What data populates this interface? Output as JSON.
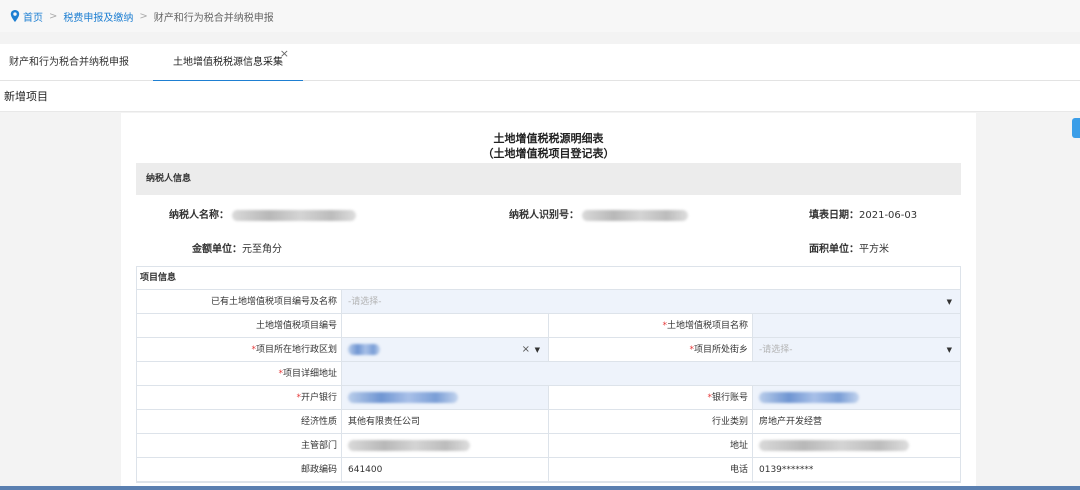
{
  "breadcrumb": {
    "home": "首页",
    "sep": ">",
    "level2": "税费申报及缴纳",
    "current": "财产和行为税合并纳税申报"
  },
  "tabs": [
    {
      "label": "财产和行为税合并纳税申报"
    },
    {
      "label": "土地增值税税源信息采集",
      "close": "×"
    }
  ],
  "subbar": {
    "title": "新增项目"
  },
  "form": {
    "title": "土地增值税税源明细表",
    "subtitle": "（土地增值税项目登记表）",
    "taxpayer_section": "纳税人信息",
    "taxpayer_name_label": "纳税人名称：",
    "taxpayer_id_label": "纳税人识别号：",
    "fill_date_label": "填表日期：",
    "fill_date": "2021-06-03",
    "amount_unit_label": "金额单位：",
    "amount_unit": "元至角分",
    "area_unit_label": "面积单位：",
    "area_unit": "平方米",
    "project_section": "项目信息",
    "rows": {
      "existing_project": {
        "label": "已有土地增值税项目编号及名称",
        "placeholder": "-请选择-"
      },
      "project_no": {
        "label": "土地增值税项目编号"
      },
      "project_name": {
        "label": "土地增值税项目名称"
      },
      "district": {
        "label": "项目所在地行政区划",
        "clear": "×"
      },
      "street": {
        "label": "项目所处街乡",
        "placeholder": "-请选择-"
      },
      "address_detail": {
        "label": "项目详细地址"
      },
      "bank": {
        "label": "开户银行"
      },
      "account": {
        "label": "银行账号"
      },
      "econ_nature": {
        "label": "经济性质",
        "value": "其他有限责任公司"
      },
      "industry": {
        "label": "行业类别",
        "value": "房地产开发经营"
      },
      "authority": {
        "label": "主管部门"
      },
      "address": {
        "label": "地址"
      },
      "postcode": {
        "label": "邮政编码",
        "value": "641400"
      },
      "phone": {
        "label": "电话",
        "value": "0139*******"
      }
    }
  },
  "colors": {
    "accent": "#1e7fd2",
    "required": "#e63b3b",
    "input_bg": "#eef3fb"
  }
}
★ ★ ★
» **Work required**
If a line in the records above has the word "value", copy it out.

» **Answer for the task**
        "value": "其他有限责任公司"
        "value": "房地产开发经营"
        "value": "641400"
        "value": "0139*******"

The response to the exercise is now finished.